= Beginning of Section =
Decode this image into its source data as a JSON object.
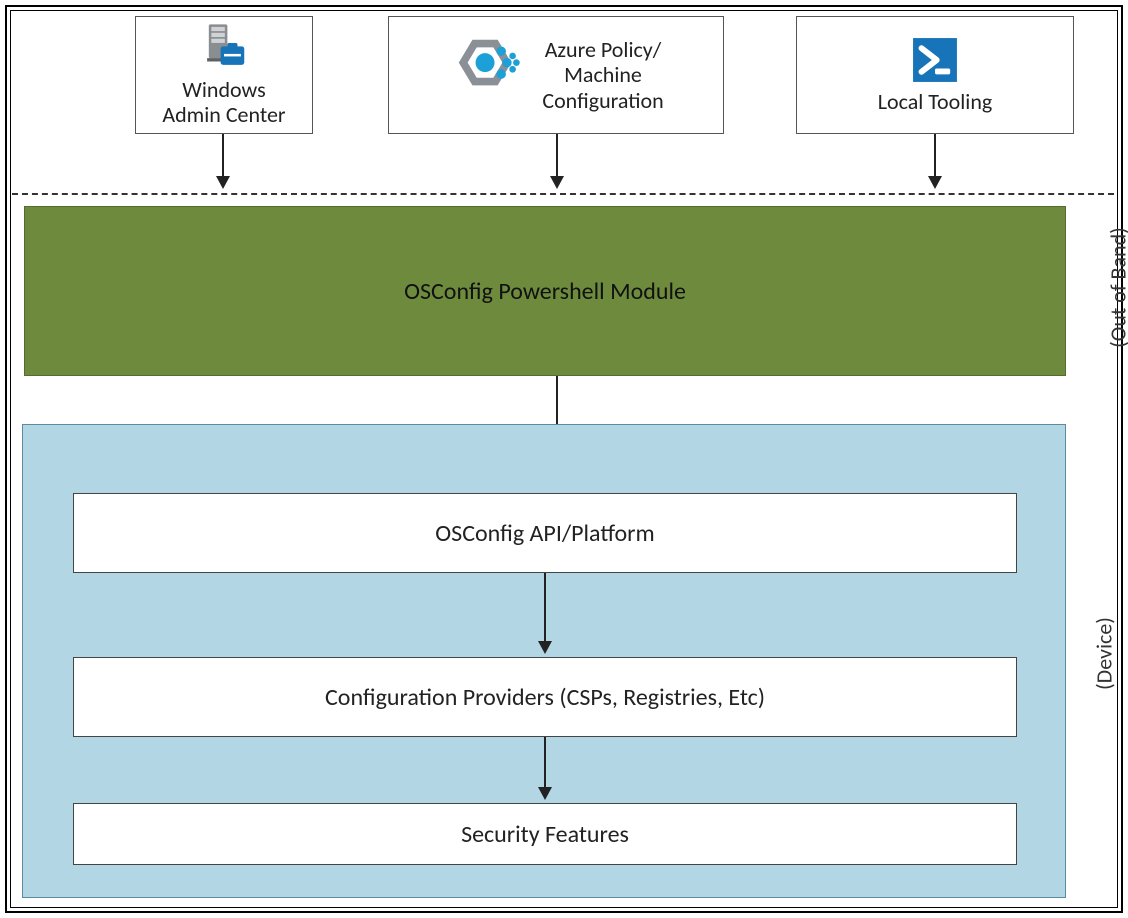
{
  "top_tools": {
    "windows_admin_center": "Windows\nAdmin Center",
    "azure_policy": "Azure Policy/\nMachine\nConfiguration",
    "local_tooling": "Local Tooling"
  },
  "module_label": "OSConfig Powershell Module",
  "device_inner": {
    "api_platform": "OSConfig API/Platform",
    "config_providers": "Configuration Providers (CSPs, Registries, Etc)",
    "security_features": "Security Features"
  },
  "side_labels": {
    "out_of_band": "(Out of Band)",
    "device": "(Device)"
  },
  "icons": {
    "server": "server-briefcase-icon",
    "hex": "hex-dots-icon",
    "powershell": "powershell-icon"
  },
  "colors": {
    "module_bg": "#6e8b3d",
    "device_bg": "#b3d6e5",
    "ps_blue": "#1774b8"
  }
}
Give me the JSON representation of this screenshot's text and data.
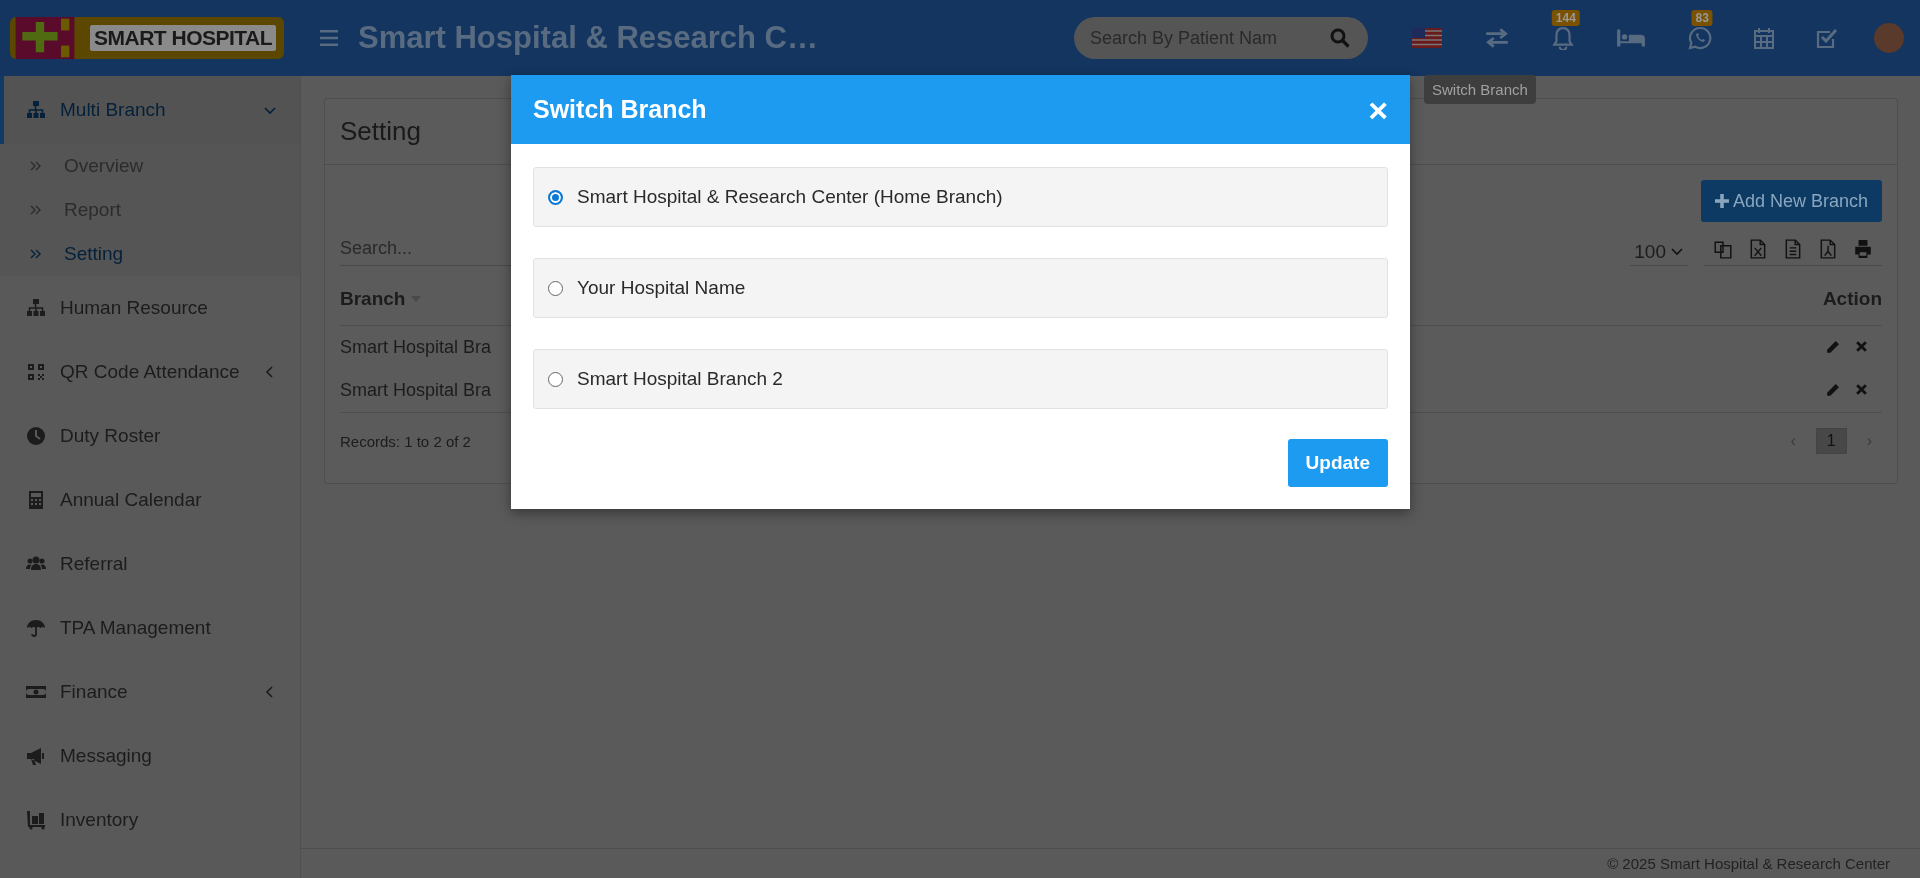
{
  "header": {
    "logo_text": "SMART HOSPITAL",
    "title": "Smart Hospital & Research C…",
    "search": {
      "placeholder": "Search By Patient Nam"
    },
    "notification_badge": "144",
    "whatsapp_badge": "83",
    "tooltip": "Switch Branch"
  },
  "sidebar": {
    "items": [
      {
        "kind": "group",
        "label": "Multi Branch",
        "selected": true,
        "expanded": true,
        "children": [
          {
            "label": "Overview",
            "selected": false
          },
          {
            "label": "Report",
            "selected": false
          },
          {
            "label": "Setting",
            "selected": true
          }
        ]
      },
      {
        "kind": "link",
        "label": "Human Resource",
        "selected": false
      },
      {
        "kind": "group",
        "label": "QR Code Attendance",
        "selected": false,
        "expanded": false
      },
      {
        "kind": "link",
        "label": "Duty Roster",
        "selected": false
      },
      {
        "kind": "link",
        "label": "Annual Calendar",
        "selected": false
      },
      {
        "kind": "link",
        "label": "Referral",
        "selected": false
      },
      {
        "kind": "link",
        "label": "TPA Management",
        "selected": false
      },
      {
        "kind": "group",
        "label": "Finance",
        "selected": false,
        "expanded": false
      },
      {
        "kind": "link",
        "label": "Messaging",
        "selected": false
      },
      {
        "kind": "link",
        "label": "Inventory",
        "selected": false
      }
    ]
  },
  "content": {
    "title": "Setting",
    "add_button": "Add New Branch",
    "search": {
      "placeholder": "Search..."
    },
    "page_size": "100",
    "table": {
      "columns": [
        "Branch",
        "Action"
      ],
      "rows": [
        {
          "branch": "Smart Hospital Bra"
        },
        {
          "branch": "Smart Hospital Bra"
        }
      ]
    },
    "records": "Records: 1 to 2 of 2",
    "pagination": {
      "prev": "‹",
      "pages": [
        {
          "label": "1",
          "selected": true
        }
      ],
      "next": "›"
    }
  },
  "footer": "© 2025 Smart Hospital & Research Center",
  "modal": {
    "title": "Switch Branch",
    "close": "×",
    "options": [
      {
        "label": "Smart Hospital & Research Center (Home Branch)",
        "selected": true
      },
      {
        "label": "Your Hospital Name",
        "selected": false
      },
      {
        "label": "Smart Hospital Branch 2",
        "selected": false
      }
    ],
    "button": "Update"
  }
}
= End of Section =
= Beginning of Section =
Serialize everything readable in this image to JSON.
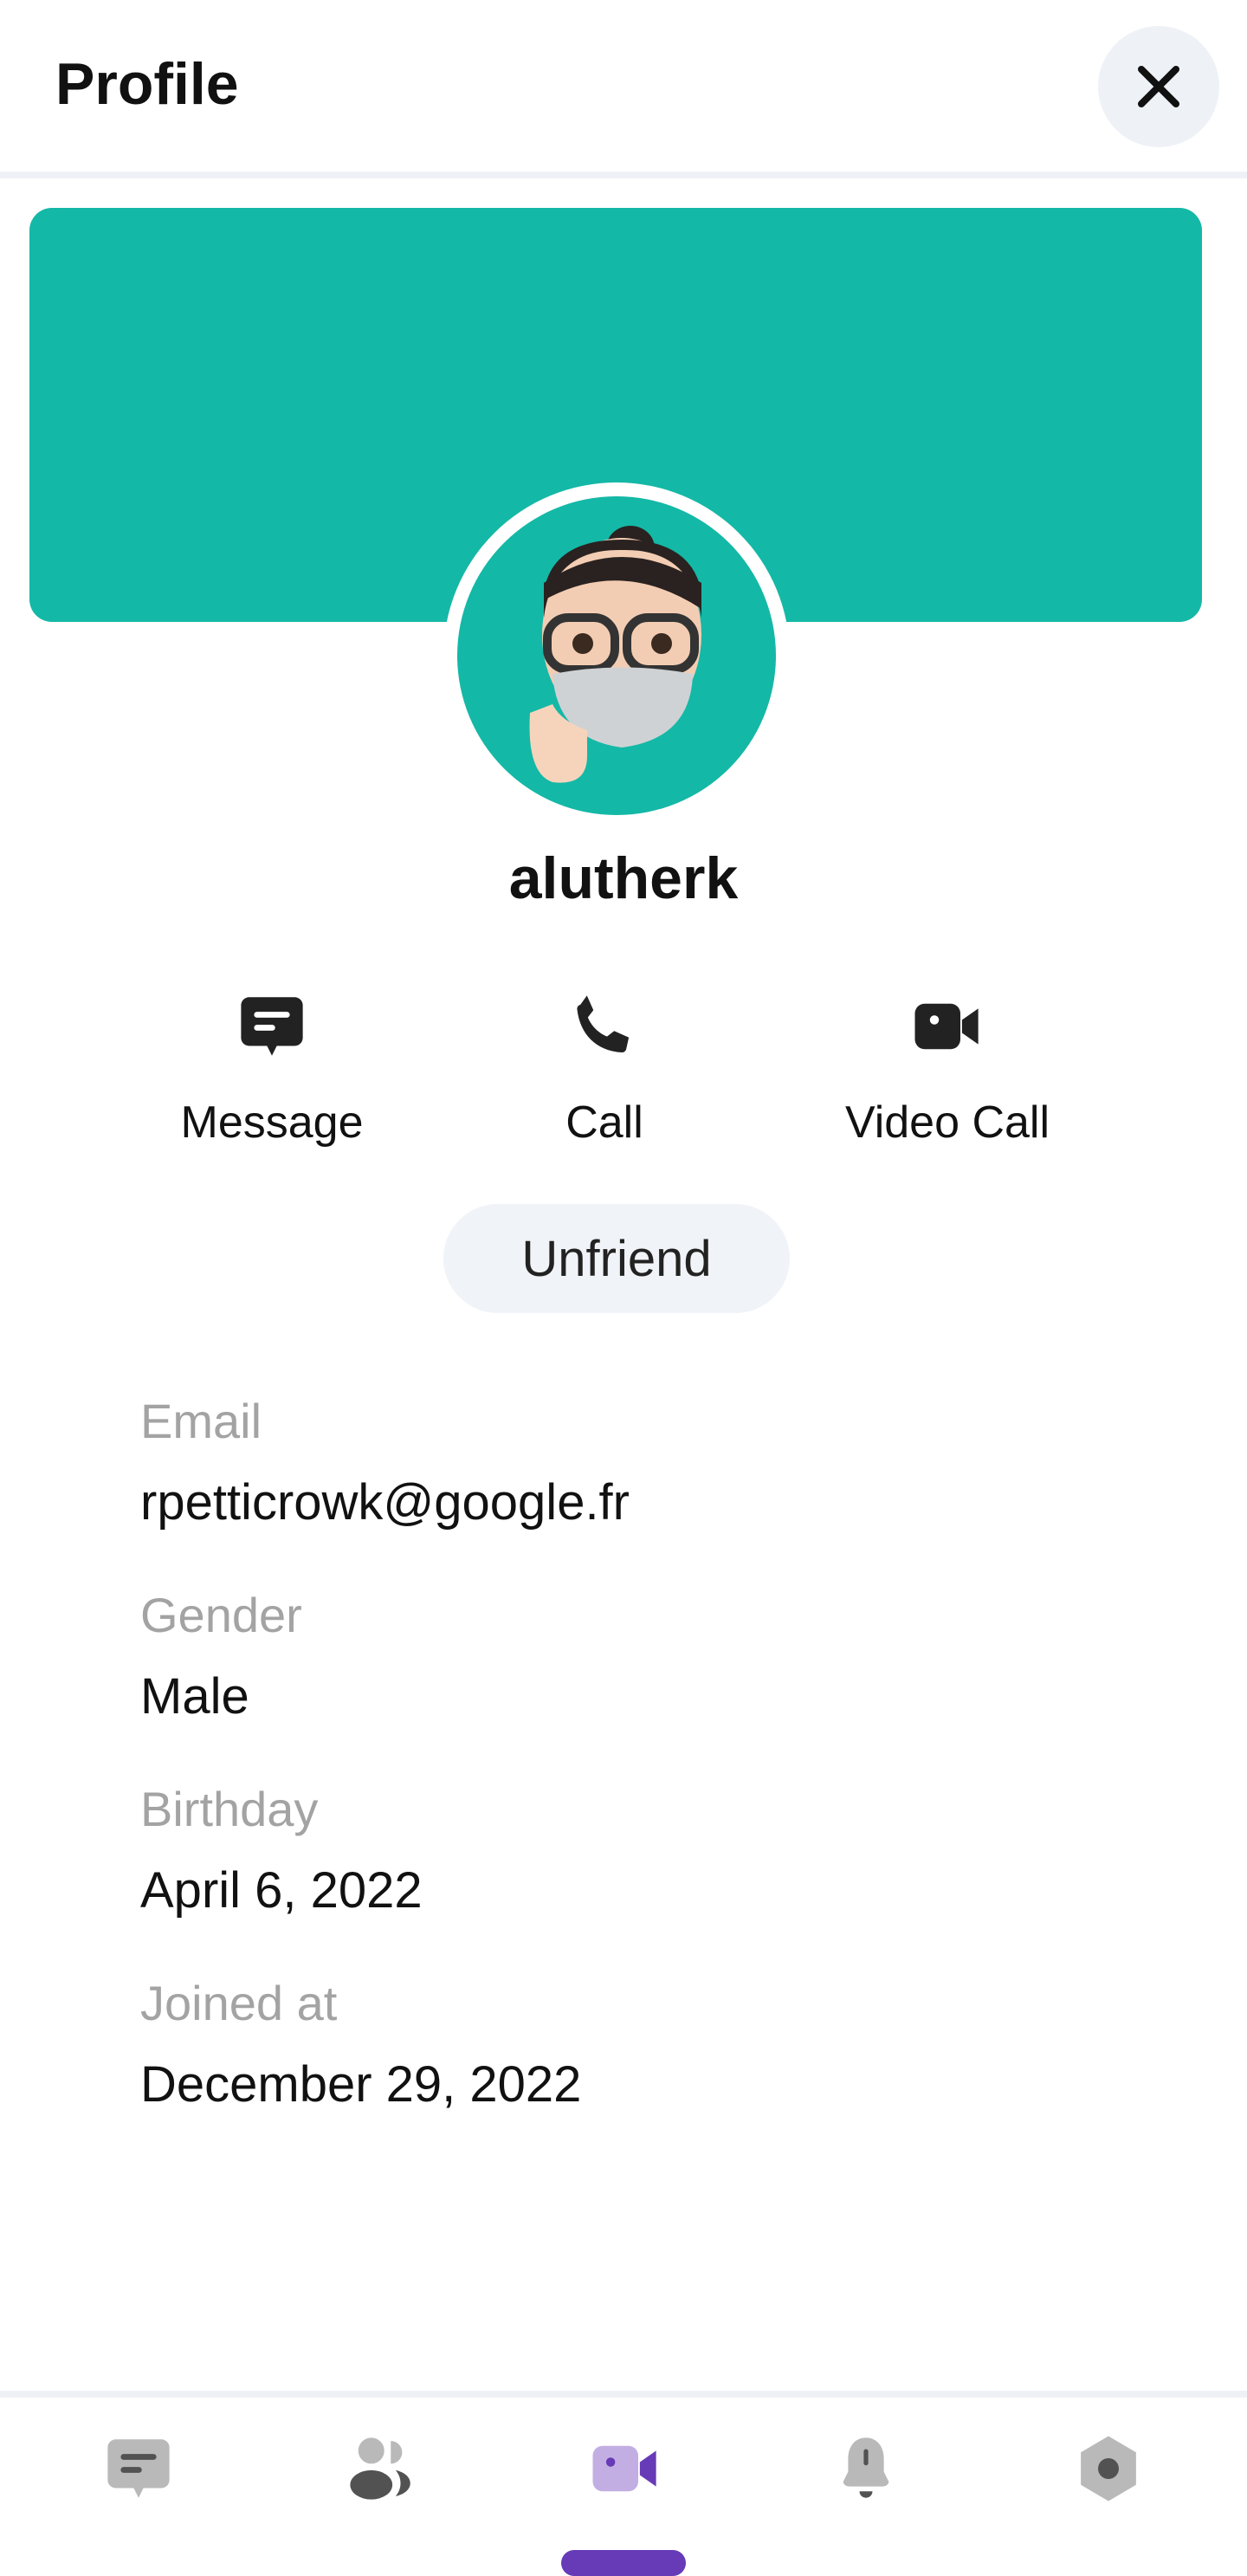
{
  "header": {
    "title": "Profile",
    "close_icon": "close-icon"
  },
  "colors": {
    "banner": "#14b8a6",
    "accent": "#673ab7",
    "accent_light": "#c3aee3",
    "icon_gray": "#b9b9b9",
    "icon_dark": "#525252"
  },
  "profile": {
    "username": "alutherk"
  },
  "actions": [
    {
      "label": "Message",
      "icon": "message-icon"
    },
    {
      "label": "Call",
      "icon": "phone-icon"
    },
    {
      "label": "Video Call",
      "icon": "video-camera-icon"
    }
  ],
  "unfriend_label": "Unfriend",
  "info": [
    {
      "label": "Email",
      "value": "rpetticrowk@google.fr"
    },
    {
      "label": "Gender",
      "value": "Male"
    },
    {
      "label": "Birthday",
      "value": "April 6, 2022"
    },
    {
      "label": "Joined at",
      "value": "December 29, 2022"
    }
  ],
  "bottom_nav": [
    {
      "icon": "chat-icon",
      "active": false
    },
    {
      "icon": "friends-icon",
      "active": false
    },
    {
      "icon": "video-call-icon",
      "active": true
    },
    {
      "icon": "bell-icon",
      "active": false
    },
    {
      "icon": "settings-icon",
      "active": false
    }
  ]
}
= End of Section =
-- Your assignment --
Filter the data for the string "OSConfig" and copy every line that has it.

-- Solution --
  "module_label": "OSConfig Powershell Module",
    "api_platform": "OSConfig API/Platform",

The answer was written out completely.